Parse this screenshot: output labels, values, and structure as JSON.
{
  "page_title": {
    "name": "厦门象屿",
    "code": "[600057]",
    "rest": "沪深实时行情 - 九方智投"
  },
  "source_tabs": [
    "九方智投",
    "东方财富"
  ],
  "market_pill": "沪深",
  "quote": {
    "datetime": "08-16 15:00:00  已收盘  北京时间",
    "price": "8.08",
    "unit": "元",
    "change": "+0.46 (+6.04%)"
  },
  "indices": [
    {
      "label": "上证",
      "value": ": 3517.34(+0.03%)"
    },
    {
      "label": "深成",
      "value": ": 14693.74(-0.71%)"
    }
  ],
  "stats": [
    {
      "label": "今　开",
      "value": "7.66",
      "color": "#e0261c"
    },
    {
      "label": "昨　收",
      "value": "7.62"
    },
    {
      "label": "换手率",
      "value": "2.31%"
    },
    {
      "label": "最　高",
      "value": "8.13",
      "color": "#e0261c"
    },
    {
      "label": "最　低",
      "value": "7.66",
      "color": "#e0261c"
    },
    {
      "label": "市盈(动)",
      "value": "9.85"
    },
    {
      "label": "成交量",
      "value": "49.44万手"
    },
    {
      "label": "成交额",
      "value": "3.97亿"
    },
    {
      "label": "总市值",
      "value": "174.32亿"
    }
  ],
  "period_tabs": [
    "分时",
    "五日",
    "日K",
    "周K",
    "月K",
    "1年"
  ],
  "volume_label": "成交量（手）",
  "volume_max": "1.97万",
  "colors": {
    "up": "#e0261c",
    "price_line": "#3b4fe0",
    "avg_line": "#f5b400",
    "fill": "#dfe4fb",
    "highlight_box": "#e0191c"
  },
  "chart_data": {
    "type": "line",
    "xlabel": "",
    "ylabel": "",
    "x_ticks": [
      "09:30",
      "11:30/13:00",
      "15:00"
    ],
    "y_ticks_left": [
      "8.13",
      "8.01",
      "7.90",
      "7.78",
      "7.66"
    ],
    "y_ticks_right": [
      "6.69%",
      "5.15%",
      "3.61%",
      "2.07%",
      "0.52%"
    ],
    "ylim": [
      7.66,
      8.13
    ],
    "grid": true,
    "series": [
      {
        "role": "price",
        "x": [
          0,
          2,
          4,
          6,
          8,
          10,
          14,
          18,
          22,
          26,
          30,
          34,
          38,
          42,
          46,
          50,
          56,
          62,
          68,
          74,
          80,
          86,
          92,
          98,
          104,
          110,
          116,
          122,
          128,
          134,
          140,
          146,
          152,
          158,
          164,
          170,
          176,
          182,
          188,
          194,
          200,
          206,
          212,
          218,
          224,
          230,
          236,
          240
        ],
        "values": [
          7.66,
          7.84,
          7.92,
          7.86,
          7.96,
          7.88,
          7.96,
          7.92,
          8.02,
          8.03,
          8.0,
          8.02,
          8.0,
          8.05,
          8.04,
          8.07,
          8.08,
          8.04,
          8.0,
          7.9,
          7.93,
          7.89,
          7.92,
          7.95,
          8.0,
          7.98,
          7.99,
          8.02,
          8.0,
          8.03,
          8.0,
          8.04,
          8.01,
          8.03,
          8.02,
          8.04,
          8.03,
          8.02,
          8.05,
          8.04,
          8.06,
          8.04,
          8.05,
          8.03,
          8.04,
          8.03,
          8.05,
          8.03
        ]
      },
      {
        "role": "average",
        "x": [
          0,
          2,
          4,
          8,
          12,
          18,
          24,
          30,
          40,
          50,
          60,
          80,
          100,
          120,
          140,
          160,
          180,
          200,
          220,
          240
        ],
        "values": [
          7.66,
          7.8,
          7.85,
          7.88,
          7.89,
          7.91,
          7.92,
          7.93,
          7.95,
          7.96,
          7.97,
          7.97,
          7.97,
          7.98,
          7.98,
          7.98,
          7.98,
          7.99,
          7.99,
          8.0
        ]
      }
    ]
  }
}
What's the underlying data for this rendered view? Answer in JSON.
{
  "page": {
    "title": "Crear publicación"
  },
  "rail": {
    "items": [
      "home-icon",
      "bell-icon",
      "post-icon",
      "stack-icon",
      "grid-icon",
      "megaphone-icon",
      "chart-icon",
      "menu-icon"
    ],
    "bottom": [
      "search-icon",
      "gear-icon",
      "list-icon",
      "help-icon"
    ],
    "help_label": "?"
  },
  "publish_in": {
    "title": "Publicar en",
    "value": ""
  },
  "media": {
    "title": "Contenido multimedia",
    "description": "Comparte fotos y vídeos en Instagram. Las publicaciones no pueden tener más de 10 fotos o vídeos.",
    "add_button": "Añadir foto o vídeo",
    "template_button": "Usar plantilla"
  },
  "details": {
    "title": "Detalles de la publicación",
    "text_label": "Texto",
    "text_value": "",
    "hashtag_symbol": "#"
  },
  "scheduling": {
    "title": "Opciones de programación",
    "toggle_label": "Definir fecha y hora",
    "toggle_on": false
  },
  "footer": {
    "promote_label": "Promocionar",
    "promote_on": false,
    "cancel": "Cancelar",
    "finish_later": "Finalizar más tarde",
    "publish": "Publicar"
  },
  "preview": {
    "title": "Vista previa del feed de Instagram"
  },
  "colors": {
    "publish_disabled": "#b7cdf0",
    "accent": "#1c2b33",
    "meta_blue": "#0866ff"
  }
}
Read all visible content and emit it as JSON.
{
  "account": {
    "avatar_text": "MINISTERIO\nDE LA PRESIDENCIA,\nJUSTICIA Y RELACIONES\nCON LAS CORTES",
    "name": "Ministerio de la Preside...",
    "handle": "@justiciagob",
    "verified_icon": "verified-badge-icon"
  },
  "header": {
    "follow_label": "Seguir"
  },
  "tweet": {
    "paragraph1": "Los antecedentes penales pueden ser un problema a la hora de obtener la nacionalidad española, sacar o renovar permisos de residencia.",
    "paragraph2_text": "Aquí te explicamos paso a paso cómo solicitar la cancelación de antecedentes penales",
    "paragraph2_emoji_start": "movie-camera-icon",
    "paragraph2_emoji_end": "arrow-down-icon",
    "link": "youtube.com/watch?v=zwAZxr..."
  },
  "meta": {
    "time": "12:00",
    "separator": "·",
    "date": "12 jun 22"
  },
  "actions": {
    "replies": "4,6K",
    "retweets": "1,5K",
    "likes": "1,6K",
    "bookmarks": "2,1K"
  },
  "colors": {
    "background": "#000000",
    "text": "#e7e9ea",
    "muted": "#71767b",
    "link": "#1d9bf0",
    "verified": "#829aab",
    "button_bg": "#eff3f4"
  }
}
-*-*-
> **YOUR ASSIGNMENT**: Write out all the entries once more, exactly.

> **COMPLETED TASK**:
Parse this screenshot: output labels, values, and structure as JSON.
{
  "page_title": {
    "name": "厦门象屿",
    "code": "[600057]",
    "rest": "沪深实时行情 - 九方智投"
  },
  "source_tabs": [
    "九方智投",
    "东方财富"
  ],
  "market_pill": "沪深",
  "quote": {
    "datetime": "08-16 15:00:00  已收盘  北京时间",
    "price": "8.08",
    "unit": "元",
    "change": "+0.46 (+6.04%)"
  },
  "indices": [
    {
      "label": "上证",
      "value": ": 3517.34(+0.03%)"
    },
    {
      "label": "深成",
      "value": ": 14693.74(-0.71%)"
    }
  ],
  "stats": [
    {
      "label": "今　开",
      "value": "7.66",
      "color": "#e0261c"
    },
    {
      "label": "昨　收",
      "value": "7.62"
    },
    {
      "label": "换手率",
      "value": "2.31%"
    },
    {
      "label": "最　高",
      "value": "8.13",
      "color": "#e0261c"
    },
    {
      "label": "最　低",
      "value": "7.66",
      "color": "#e0261c"
    },
    {
      "label": "市盈(动)",
      "value": "9.85"
    },
    {
      "label": "成交量",
      "value": "49.44万手"
    },
    {
      "label": "成交额",
      "value": "3.97亿"
    },
    {
      "label": "总市值",
      "value": "174.32亿"
    }
  ],
  "period_tabs": [
    "分时",
    "五日",
    "日K",
    "周K",
    "月K",
    "1年"
  ],
  "volume_label": "成交量（手）",
  "volume_max": "1.97万",
  "colors": {
    "up": "#e0261c",
    "price_line": "#3b4fe0",
    "avg_line": "#f5b400",
    "fill": "#dfe4fb",
    "highlight_box": "#e0191c"
  },
  "chart_data": {
    "type": "line",
    "xlabel": "",
    "ylabel": "",
    "x_ticks": [
      "09:30",
      "11:30/13:00",
      "15:00"
    ],
    "y_ticks_left": [
      "8.13",
      "8.01",
      "7.90",
      "7.78",
      "7.66"
    ],
    "y_ticks_right": [
      "6.69%",
      "5.15%",
      "3.61%",
      "2.07%",
      "0.52%"
    ],
    "ylim": [
      7.66,
      8.13
    ],
    "grid": true,
    "series": [
      {
        "role": "price",
        "x": [
          0,
          2,
          4,
          6,
          8,
          10,
          14,
          18,
          22,
          26,
          30,
          34,
          38,
          42,
          46,
          50,
          56,
          62,
          68,
          74,
          80,
          86,
          92,
          98,
          104,
          110,
          116,
          122,
          128,
          134,
          140,
          146,
          152,
          158,
          164,
          170,
          176,
          182,
          188,
          194,
          200,
          206,
          212,
          218,
          224,
          230,
          236,
          240
        ],
        "values": [
          7.66,
          7.84,
          7.92,
          7.86,
          7.96,
          7.88,
          7.96,
          7.92,
          8.02,
          8.03,
          8.0,
          8.02,
          8.0,
          8.05,
          8.04,
          8.07,
          8.08,
          8.04,
          8.0,
          7.9,
          7.93,
          7.89,
          7.92,
          7.95,
          8.0,
          7.98,
          7.99,
          8.02,
          8.0,
          8.03,
          8.0,
          8.04,
          8.01,
          8.03,
          8.02,
          8.04,
          8.03,
          8.02,
          8.05,
          8.04,
          8.06,
          8.04,
          8.05,
          8.03,
          8.04,
          8.03,
          8.05,
          8.03
        ]
      },
      {
        "role": "average",
        "x": [
          0,
          2,
          4,
          8,
          12,
          18,
          24,
          30,
          40,
          50,
          60,
          80,
          100,
          120,
          140,
          160,
          180,
          200,
          220,
          240
        ],
        "values": [
          7.66,
          7.8,
          7.85,
          7.88,
          7.89,
          7.91,
          7.92,
          7.93,
          7.95,
          7.96,
          7.97,
          7.97,
          7.97,
          7.98,
          7.98,
          7.98,
          7.98,
          7.99,
          7.99,
          8.0
        ]
      }
    ]
  }
}
What's the underlying data for this rendered view? Answer in JSON.
{
  "page": {
    "title": "Crear publicación"
  },
  "rail": {
    "items": [
      "home-icon",
      "bell-icon",
      "post-icon",
      "stack-icon",
      "grid-icon",
      "megaphone-icon",
      "chart-icon",
      "menu-icon"
    ],
    "bottom": [
      "search-icon",
      "gear-icon",
      "list-icon",
      "help-icon"
    ],
    "help_label": "?"
  },
  "publish_in": {
    "title": "Publicar en",
    "value": ""
  },
  "media": {
    "title": "Contenido multimedia",
    "description": "Comparte fotos y vídeos en Instagram. Las publicaciones no pueden tener más de 10 fotos o vídeos.",
    "add_button": "Añadir foto o vídeo",
    "template_button": "Usar plantilla"
  },
  "details": {
    "title": "Detalles de la publicación",
    "text_label": "Texto",
    "text_value": "",
    "hashtag_symbol": "#"
  },
  "scheduling": {
    "title": "Opciones de programación",
    "toggle_label": "Definir fecha y hora",
    "toggle_on": false
  },
  "footer": {
    "promote_label": "Promocionar",
    "promote_on": false,
    "cancel": "Cancelar",
    "finish_later": "Finalizar más tarde",
    "publish": "Publicar"
  },
  "preview": {
    "title": "Vista previa del feed de Instagram"
  },
  "colors": {
    "publish_disabled": "#b7cdf0",
    "accent": "#1c2b33",
    "meta_blue": "#0866ff"
  }
}
Read all visible content and emit it as JSON.
{
  "account": {
    "avatar_text": "MINISTERIO\nDE LA PRESIDENCIA,\nJUSTICIA Y RELACIONES\nCON LAS CORTES",
    "name": "Ministerio de la Preside...",
    "handle": "@justiciagob",
    "verified_icon": "verified-badge-icon"
  },
  "header": {
    "follow_label": "Seguir"
  },
  "tweet": {
    "paragraph1": "Los antecedentes penales pueden ser un problema a la hora de obtener la nacionalidad española, sacar o renovar permisos de residencia.",
    "paragraph2_text": "Aquí te explicamos paso a paso cómo solicitar la cancelación de antecedentes penales",
    "paragraph2_emoji_start": "movie-camera-icon",
    "paragraph2_emoji_end": "arrow-down-icon",
    "link": "youtube.com/watch?v=zwAZxr..."
  },
  "meta": {
    "time": "12:00",
    "separator": "·",
    "date": "12 jun 22"
  },
  "actions": {
    "replies": "4,6K",
    "retweets": "1,5K",
    "likes": "1,6K",
    "bookmarks": "2,1K"
  },
  "colors": {
    "background": "#000000",
    "text": "#e7e9ea",
    "muted": "#71767b",
    "link": "#1d9bf0",
    "verified": "#829aab",
    "button_bg": "#eff3f4"
  }
}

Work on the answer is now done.